Wednesday, September 15, 2021

The University of Iowa is seeking state funding to modernize an iconic building on campus that is home to one of the fastest-growing undergraduate programs.

MacLean Hall houses Iowa’s computer science and math departments. Computer science is a fast-growing course of study with more than 1,000 graduate and undergraduate majors. Computer science grads join many tech-related professions needed throughout the state of Iowa.

The Board of Regents, State of Iowa, on Sept. 16 approved the university’s $27.9 million legislative request to modernize MacLean Hall, situated on the southwest corner of the Pentacrest. The request now will go to the Iowa Legislature for consideration during the next session, which begins in January. State funding for building projects at institutions the board oversees is considered separately from general, ongoing expenses. 

The MacLean renovations would be the first in a series of sorely needed upgrades to three of the five buildings that make up the Pentacrest—MacLean, Jessup, and Macbride—that have remained largely untouched for 100 years.

The other two buildings, Old Capitol and Schaeffer Hall, were renovated in 2006 and 1998, respectively. Plans to update MacLean, Jessup, and Macbride were in the works as early as 2007, but were derailed by catastrophic flooding the following summer that forced the university to reprioritize its construction itinerary.

“The Pentacrest is the heart of our campus, and it’s vital that we keep these buildings up to date so they can effectively support our core mission of academics and serve our students,” says Kevin Kregel, executive vice president and provost.

If approved by the legislature, design work could begin as early as spring 2022, but no visible construction would take place until 2023. The renovations would correct safety deficiencies, improve accessibility, add new wiring and communications capabilities, modernize classrooms to meet university and industry standards, improve restrooms, renew lighting, and refurbish the exterior in keeping with its historical character. HVAC systems throughout the building also would be upgraded.

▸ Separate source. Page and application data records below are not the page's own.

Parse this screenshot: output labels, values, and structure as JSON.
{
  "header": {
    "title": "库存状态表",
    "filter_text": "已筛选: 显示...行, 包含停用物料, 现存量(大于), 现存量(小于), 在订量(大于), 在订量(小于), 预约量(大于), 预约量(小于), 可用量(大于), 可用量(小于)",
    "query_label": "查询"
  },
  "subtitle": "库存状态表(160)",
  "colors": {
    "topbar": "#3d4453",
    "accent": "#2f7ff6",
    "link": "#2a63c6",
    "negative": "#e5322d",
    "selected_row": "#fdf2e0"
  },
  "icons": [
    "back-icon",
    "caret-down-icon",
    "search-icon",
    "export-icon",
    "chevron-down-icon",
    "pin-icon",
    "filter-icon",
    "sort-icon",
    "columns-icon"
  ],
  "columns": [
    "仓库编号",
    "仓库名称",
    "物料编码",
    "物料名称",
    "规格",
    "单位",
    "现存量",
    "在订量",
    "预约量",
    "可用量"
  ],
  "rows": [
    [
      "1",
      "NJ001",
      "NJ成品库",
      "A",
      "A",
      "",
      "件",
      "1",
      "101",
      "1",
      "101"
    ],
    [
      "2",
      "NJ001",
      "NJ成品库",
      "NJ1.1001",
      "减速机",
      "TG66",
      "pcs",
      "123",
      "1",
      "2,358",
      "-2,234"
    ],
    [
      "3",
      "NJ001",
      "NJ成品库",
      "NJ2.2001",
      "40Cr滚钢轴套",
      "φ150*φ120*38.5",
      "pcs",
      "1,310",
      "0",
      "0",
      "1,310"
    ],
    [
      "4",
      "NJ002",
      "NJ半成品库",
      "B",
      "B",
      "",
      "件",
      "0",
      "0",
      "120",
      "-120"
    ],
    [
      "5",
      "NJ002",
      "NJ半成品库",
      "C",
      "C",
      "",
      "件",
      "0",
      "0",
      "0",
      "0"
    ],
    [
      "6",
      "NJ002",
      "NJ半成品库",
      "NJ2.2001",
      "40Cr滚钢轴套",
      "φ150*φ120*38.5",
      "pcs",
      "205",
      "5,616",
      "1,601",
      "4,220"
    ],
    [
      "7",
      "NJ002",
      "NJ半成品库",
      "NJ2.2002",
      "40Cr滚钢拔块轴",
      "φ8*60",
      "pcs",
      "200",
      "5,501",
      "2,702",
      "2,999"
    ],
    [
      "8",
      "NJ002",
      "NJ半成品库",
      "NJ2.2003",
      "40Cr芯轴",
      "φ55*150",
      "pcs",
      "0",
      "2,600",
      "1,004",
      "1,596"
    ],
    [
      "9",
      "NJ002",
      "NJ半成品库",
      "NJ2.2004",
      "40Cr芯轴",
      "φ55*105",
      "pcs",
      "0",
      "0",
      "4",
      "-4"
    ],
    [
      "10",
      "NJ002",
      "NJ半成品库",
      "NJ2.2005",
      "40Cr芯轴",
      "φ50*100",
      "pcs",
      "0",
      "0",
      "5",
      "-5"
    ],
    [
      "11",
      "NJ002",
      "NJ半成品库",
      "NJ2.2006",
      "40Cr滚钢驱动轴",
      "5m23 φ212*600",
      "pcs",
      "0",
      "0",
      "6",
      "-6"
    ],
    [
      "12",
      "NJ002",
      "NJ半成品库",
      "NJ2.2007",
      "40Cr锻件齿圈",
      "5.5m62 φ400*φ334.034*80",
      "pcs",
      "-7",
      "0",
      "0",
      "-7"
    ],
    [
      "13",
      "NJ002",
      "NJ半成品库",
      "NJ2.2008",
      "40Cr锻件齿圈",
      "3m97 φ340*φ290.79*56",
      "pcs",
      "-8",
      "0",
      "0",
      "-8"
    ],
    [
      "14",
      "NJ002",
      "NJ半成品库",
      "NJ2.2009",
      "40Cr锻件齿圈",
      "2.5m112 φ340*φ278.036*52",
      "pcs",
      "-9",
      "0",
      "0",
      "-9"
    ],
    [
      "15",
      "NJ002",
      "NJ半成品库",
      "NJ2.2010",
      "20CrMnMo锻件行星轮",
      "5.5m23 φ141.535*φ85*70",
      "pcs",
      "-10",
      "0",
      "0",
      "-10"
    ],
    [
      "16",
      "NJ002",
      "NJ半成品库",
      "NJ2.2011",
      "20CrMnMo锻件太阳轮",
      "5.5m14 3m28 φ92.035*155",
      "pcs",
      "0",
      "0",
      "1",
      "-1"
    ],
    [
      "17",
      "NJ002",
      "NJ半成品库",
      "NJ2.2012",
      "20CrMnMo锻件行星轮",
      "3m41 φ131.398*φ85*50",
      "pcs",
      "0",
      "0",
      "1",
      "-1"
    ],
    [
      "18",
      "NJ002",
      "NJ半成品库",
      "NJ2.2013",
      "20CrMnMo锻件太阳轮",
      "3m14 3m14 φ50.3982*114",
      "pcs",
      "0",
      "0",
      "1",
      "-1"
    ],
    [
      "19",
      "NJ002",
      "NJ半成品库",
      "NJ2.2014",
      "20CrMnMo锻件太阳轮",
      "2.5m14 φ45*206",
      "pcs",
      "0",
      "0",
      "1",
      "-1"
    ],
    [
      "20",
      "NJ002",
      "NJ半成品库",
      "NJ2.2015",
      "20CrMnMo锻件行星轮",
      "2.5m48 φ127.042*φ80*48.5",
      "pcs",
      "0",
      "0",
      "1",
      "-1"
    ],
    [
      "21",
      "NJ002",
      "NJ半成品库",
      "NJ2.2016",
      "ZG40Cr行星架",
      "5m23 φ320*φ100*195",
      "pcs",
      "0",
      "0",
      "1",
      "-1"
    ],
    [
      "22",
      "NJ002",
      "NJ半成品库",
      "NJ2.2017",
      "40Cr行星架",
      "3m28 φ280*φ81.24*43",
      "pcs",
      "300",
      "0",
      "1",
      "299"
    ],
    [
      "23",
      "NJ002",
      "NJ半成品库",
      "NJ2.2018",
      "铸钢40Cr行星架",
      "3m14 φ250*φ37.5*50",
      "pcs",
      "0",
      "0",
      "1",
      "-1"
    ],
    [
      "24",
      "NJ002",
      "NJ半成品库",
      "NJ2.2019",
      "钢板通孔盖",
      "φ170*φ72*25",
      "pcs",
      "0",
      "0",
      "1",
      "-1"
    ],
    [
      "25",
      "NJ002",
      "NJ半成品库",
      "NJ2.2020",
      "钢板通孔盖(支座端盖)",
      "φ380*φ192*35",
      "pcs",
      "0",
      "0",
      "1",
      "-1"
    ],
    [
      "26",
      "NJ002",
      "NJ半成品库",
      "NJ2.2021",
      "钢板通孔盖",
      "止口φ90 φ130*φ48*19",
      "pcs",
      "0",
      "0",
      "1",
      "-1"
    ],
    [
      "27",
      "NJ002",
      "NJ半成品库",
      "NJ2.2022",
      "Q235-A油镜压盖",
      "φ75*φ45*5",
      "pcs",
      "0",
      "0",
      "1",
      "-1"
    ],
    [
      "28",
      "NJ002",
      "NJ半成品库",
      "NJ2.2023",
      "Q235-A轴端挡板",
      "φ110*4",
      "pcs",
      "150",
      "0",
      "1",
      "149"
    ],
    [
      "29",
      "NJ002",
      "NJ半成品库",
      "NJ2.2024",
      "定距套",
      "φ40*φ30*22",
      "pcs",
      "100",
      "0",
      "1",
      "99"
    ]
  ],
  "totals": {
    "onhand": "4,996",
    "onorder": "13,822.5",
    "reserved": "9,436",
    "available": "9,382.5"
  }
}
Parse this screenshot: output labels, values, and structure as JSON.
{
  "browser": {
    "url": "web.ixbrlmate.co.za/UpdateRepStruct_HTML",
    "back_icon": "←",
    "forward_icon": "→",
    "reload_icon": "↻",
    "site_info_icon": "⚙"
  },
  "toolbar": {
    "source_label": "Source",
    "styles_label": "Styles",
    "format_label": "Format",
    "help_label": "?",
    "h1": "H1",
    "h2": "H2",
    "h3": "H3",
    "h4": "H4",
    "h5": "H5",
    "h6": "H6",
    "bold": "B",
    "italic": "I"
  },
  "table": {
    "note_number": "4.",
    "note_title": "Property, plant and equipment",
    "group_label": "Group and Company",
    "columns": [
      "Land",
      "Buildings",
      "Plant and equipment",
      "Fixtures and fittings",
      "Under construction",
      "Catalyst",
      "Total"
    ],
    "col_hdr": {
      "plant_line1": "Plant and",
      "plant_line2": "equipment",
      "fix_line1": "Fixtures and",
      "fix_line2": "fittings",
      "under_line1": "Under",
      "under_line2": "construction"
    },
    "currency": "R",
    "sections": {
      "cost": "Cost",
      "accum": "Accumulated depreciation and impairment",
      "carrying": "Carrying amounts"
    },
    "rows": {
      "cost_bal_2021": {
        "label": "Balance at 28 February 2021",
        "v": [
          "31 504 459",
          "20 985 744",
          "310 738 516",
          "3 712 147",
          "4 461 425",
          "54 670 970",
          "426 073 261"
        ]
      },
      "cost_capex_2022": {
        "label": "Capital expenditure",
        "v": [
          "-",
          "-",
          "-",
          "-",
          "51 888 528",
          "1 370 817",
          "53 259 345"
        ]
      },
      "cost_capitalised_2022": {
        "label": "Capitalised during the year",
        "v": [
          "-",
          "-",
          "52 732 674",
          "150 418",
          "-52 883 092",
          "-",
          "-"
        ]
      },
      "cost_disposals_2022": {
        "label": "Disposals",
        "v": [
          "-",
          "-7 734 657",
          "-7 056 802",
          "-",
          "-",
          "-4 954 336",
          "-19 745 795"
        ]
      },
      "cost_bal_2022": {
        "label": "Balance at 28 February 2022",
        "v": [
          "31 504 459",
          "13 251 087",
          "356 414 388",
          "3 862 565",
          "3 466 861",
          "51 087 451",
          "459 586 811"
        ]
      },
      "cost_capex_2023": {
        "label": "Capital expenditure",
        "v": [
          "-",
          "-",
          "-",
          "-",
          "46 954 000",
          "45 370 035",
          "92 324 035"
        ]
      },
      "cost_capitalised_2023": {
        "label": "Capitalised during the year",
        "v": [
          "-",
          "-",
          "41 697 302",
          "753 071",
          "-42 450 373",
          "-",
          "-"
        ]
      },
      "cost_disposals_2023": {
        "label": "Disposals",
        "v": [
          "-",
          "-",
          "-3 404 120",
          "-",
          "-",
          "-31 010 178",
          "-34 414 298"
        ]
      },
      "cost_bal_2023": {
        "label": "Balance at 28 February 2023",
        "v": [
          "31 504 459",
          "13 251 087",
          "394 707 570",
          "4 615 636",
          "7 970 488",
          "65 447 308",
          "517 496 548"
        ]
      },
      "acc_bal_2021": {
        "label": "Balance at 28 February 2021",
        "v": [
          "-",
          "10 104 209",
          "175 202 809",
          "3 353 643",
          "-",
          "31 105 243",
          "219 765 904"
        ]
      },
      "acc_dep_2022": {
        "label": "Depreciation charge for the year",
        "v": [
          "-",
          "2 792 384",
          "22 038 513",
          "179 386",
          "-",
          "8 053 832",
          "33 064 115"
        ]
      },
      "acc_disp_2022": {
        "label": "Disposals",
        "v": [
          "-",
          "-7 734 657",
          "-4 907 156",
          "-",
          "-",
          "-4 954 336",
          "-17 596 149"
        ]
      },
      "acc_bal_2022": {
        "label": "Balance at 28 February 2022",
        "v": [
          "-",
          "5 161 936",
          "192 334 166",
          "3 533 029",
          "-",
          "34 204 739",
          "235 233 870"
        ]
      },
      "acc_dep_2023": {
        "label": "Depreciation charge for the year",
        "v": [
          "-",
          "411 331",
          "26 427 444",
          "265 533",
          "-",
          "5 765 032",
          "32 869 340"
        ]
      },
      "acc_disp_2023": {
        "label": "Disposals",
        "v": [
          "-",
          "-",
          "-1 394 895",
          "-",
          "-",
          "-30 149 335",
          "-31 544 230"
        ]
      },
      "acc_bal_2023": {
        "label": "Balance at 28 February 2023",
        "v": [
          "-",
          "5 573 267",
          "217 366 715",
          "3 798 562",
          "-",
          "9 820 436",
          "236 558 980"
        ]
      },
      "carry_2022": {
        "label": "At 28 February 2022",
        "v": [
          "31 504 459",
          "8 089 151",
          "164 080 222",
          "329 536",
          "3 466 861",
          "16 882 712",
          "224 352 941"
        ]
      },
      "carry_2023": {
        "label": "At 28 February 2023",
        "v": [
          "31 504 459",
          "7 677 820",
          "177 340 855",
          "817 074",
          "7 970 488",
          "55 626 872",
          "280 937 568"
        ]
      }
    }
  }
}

“These buildings are historic in nature and are extremely valuable to the university. They’re keepers, and you want to put the programs back into buildings that belong there long term,” says Rod Lehnertz, senior vice president for finance and operations. “It’s a priority for the university to shift its focus to how we can better serve the needs of our students by returning the most centrally located buildings on our campus to academic space and student-oriented functions.”

Without the modernization and efficiency improvements, MacLean Hall and its companions will become more costly to the university. The current deferred maintenance backlog for MacLean alone is estimated at $8 million. If not attended to, this figure will grow rapidly during the next 10 years, and work could increasingly interrupt the building’s academic mission.

“The buildings that comprise the Pentacrest contribute to the character and image of the university,” says Lehnertz. “The preservation of these iconic buildings is of vital importance to our students, alumni, faculty, and staff. It is possible to continue to defer renewal, maintenance, and upgrades; however, doing so would be a costly short-term solution for some of the most significant buildings on our campus.

“It’s time to focus on these buildings at the very core of our campus and make sure they are once again academically oriented and focused on student success.”

The history of the Pentacrest

2017_05_04-Spring 2017 Aerials-jatorner-1748.JPG

The Pentacrest comprises four monumental limestone halls organized on diagonal axes around Old Capitol, the original capitol building for the state of Iowa. “Pentacrest,” which means “five on a place of prominence,” was chosen after a 1924 naming contest sponsored by the Daily Iowan in celebration of the completion of its final building, Jessup Hall. 

  • Old Capitol (center) became the university’s first permanent building in 1857 when the state legislature moved from Iowa City to Des Moines. It has been designated a National Historic Landmark. After a 2001 fire that destroyed the cupola and dome, the building was restored in the spirit of its original design. It was originally constructed 1842, and has served multiple collegiate and academic purposes. It hosted the office of the UI president until 1976, when it was converted to a museum celebrating the history of the University of Iowa, Iowa City, and the state of Iowa.
  • MacLean Hall (upper left) was the third of the four buildings erected to anchor the Pentacrest. Its cornerstone was laid in 1910, and it opened in 1912. It is named for George E. MacLean, who served as the eighth president of the university, from 1899 to 1911.
  • Jessup Hall (upper right)  is named for Walter Jessup, one of the university’s most visionary leaders and who served as its 11th president from 1916 to 1934. It was built in 1924 and became the final building on the Pentacrest.
  • Schaeffer Hall (lower left) opened in 1902 and is named after Charles A. Schaeffer, who served as the university’s seventh president, from 1887 to 1898. Schaeffer is credited with developing a comprehensive building plan for the university and first envisioning the layout of the Pentacrest. The plan for the Pentacrest was inspired by the 1893 World’s Fair in Chicago. The building was remodeled and modernized in 1998.
  • Macbride Hall (lower right), built in 1908, houses the largest classrooms on campus as well as the nation’s oldest university museum west of the Mississippi. It is named after Thomas Huston Macbride, who served as the 10th president of the university from 1914 to 1916.